After following intense jazz saxophonist Fred Madison, we move into the life of laid back mechanic Pete Dayton who falls for Alice, a doppelgänger of Fred’s wife. The film becomes a noir mystery in this second act, as Alice seduces Pete, and draws him into conflict with the violent and unpredictable Dick Laurent.

Lynch loves psychological stories, and has said that he was thinking a lot about the OJ Simpson trial at the time he was writing Lost Highway, in particular how a man could kill two people and then carry on with his life as if nothing had happened. Twin Peaks’s Laura Palmer did a similar split within herself to cope with trauma, and that is the key to Lost Highway. Characters are archetypal, more than one character is not who they appear to be, and in the end Fred’s psychological problem of jealousy is solved.

In an interview with American Cinematographer, Lynch talks about how his ideas come into being, which I think shines a light on the unique quality all of his films have:

When asked to explain how his rather unique thought processes conspire to conjure up his cinematic visions, the director assumes a sincerely thoughtful expression. “Everything sort of follows my initial ideas,” he offers. “As soon as I get an idea, I get a picture and a feeling, and I can even hear sounds.

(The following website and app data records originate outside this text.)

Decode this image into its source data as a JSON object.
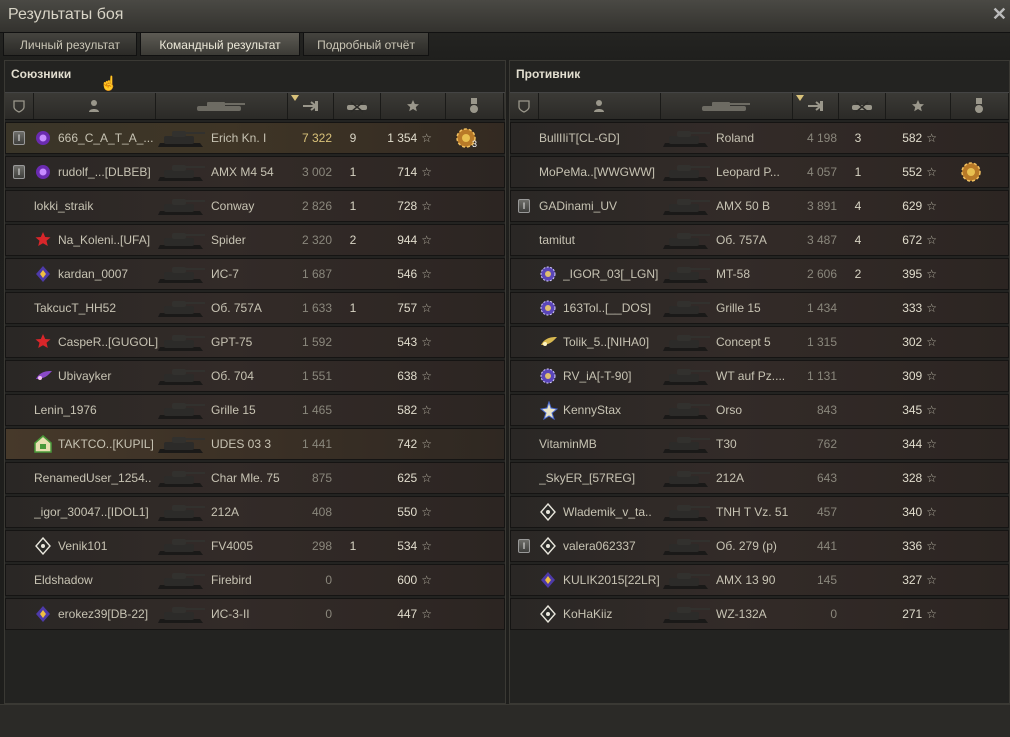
{
  "window": {
    "title": "Результаты боя",
    "close_icon": "✕"
  },
  "tabs": [
    {
      "label": "Личный результат",
      "active": false
    },
    {
      "label": "Командный результат",
      "active": true
    },
    {
      "label": "Подробный отчёт",
      "active": false
    }
  ],
  "allies": {
    "title": "Союзники",
    "rows": [
      {
        "player": "666_C_A_T_A_...",
        "tank": "Erich Kn. I",
        "damage": "7 322",
        "kills": "9",
        "xp": "1 354",
        "badge": true,
        "clan_icon": "purple-orb-icon",
        "medal": "orders-medal-icon",
        "medal_count": "3",
        "row_style": "hl",
        "damage_top": true
      },
      {
        "player": "rudolf_...[DLBEB]",
        "tank": "AMX M4 54",
        "damage": "3 002",
        "kills": "1",
        "xp": "714",
        "badge": true,
        "clan_icon": "purple-orb-icon",
        "medal": "",
        "medal_count": "",
        "row_style": "",
        "damage_top": false
      },
      {
        "player": "lokki_straik",
        "tank": "Conway",
        "damage": "2 826",
        "kills": "1",
        "xp": "728",
        "badge": false,
        "clan_icon": "",
        "medal": "",
        "medal_count": "",
        "row_style": "",
        "damage_top": false
      },
      {
        "player": "Na_Koleni..[UFA]",
        "tank": "Spider",
        "damage": "2 320",
        "kills": "2",
        "xp": "944",
        "badge": false,
        "clan_icon": "red-star-icon",
        "medal": "",
        "medal_count": "",
        "row_style": "",
        "damage_top": false
      },
      {
        "player": "kardan_0007",
        "tank": "ИС-7",
        "damage": "1 687",
        "kills": "",
        "xp": "546",
        "badge": false,
        "clan_icon": "purple-rhombus-icon",
        "medal": "",
        "medal_count": "",
        "row_style": "",
        "damage_top": false
      },
      {
        "player": "TakcucT_HH52",
        "tank": "Об. 757A",
        "damage": "1 633",
        "kills": "1",
        "xp": "757",
        "badge": false,
        "clan_icon": "",
        "medal": "",
        "medal_count": "",
        "row_style": "",
        "damage_top": false
      },
      {
        "player": "CaspeR..[GUGOL]",
        "tank": "GPT-75",
        "damage": "1 592",
        "kills": "",
        "xp": "543",
        "badge": false,
        "clan_icon": "red-star-icon",
        "medal": "",
        "medal_count": "",
        "row_style": "",
        "damage_top": false
      },
      {
        "player": "Ubivayker",
        "tank": "Об. 704",
        "damage": "1 551",
        "kills": "",
        "xp": "638",
        "badge": false,
        "clan_icon": "purple-wing-icon",
        "medal": "",
        "medal_count": "",
        "row_style": "",
        "damage_top": false
      },
      {
        "player": "Lenin_1976",
        "tank": "Grille 15",
        "damage": "1 465",
        "kills": "",
        "xp": "582",
        "badge": false,
        "clan_icon": "",
        "medal": "",
        "medal_count": "",
        "row_style": "",
        "damage_top": false
      },
      {
        "player": "TAKTCO..[KUPIL]",
        "tank": "UDES 03 3",
        "damage": "1 441",
        "kills": "",
        "xp": "742",
        "badge": false,
        "clan_icon": "green-house-icon",
        "medal": "",
        "medal_count": "",
        "row_style": "gold",
        "damage_top": false
      },
      {
        "player": "RenamedUser_1254..",
        "tank": "Char Mle. 75",
        "damage": "875",
        "kills": "",
        "xp": "625",
        "badge": false,
        "clan_icon": "",
        "medal": "",
        "medal_count": "",
        "row_style": "",
        "damage_top": false
      },
      {
        "player": "_igor_30047..[IDOL1]",
        "tank": "212A",
        "damage": "408",
        "kills": "",
        "xp": "550",
        "badge": false,
        "clan_icon": "",
        "medal": "",
        "medal_count": "",
        "row_style": "",
        "damage_top": false
      },
      {
        "player": "Venik101",
        "tank": "FV4005",
        "damage": "298",
        "kills": "1",
        "xp": "534",
        "badge": false,
        "clan_icon": "white-diamond-icon",
        "medal": "",
        "medal_count": "",
        "row_style": "",
        "damage_top": false
      },
      {
        "player": "Eldshadow",
        "tank": "Firebird",
        "damage": "0",
        "kills": "",
        "xp": "600",
        "badge": false,
        "clan_icon": "",
        "medal": "",
        "medal_count": "",
        "row_style": "",
        "damage_top": false
      },
      {
        "player": "erokez39[DB-22]",
        "tank": "ИС-3-II",
        "damage": "0",
        "kills": "",
        "xp": "447",
        "badge": false,
        "clan_icon": "purple-rhombus-icon",
        "medal": "",
        "medal_count": "",
        "row_style": "",
        "damage_top": false
      }
    ]
  },
  "enemies": {
    "title": "Противник",
    "rows": [
      {
        "player": "BullIIiT[CL-GD]",
        "tank": "Roland",
        "damage": "4 198",
        "kills": "3",
        "xp": "582",
        "badge": false,
        "clan_icon": "",
        "medal": "",
        "row_style": ""
      },
      {
        "player": "MoPeMa..[WWGWW]",
        "tank": "Leopard P...",
        "damage": "4 057",
        "kills": "1",
        "xp": "552",
        "badge": false,
        "clan_icon": "",
        "medal": "orders-medal-icon",
        "row_style": ""
      },
      {
        "player": "GADinami_UV",
        "tank": "AMX 50 B",
        "damage": "3 891",
        "kills": "4",
        "xp": "629",
        "badge": true,
        "clan_icon": "",
        "medal": "",
        "row_style": ""
      },
      {
        "player": "tamitut",
        "tank": "Об. 757A",
        "damage": "3 487",
        "kills": "4",
        "xp": "672",
        "badge": false,
        "clan_icon": "",
        "medal": "",
        "row_style": ""
      },
      {
        "player": "_IGOR_03[_LGN]",
        "tank": "MT-58",
        "damage": "2 606",
        "kills": "2",
        "xp": "395",
        "badge": false,
        "clan_icon": "purple-gear-icon",
        "medal": "",
        "row_style": ""
      },
      {
        "player": "163Tol..[__DOS]",
        "tank": "Grille 15",
        "damage": "1 434",
        "kills": "",
        "xp": "333",
        "badge": false,
        "clan_icon": "purple-gear-icon",
        "medal": "",
        "row_style": ""
      },
      {
        "player": "Tolik_5..[NIHA0]",
        "tank": "Concept 5",
        "damage": "1 315",
        "kills": "",
        "xp": "302",
        "badge": false,
        "clan_icon": "gold-wing-icon",
        "medal": "",
        "row_style": ""
      },
      {
        "player": "RV_iA[-T-90]",
        "tank": "WT auf Pz....",
        "damage": "1 131",
        "kills": "",
        "xp": "309",
        "badge": false,
        "clan_icon": "purple-gear-icon",
        "medal": "",
        "row_style": ""
      },
      {
        "player": "KennyStax",
        "tank": "Orso",
        "damage": "843",
        "kills": "",
        "xp": "345",
        "badge": false,
        "clan_icon": "blue-star-icon",
        "medal": "",
        "row_style": ""
      },
      {
        "player": "VitaminMB",
        "tank": "T30",
        "damage": "762",
        "kills": "",
        "xp": "344",
        "badge": false,
        "clan_icon": "",
        "medal": "",
        "row_style": ""
      },
      {
        "player": "_SkyER_[57REG]",
        "tank": "212A",
        "damage": "643",
        "kills": "",
        "xp": "328",
        "badge": false,
        "clan_icon": "",
        "medal": "",
        "row_style": ""
      },
      {
        "player": "Wlademik_v_ta..",
        "tank": "TNH T Vz. 51",
        "damage": "457",
        "kills": "",
        "xp": "340",
        "badge": false,
        "clan_icon": "white-diamond-icon",
        "medal": "",
        "row_style": ""
      },
      {
        "player": "valera062337",
        "tank": "Об. 279 (р)",
        "damage": "441",
        "kills": "",
        "xp": "336",
        "badge": true,
        "clan_icon": "white-diamond-icon",
        "medal": "",
        "row_style": ""
      },
      {
        "player": "KULIK2015[22LR]",
        "tank": "AMX 13 90",
        "damage": "145",
        "kills": "",
        "xp": "327",
        "badge": false,
        "clan_icon": "purple-rhombus-icon",
        "medal": "",
        "row_style": ""
      },
      {
        "player": "KoHaKiiz",
        "tank": "WZ-132A",
        "damage": "0",
        "kills": "",
        "xp": "271",
        "badge": false,
        "clan_icon": "white-diamond-icon",
        "medal": "",
        "row_style": ""
      }
    ]
  },
  "colors": {
    "accent": "#d9c27a",
    "text": "#c7c3b3",
    "panel": "#232321"
  }
}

The mood and the visuals are very strong. Every single idea I have comes with these things. One moment they’re outside of my consciousness, and the next moment they come in with all of this power.”

The complexity of Lost Highway might come from this process, where powerful images force themselves into Lynch’s work, and he has to work out what to do with them. It might be impossible to rationally explain it all. Sometimes the image requires a leap of faith, by the filmmaker and the audience.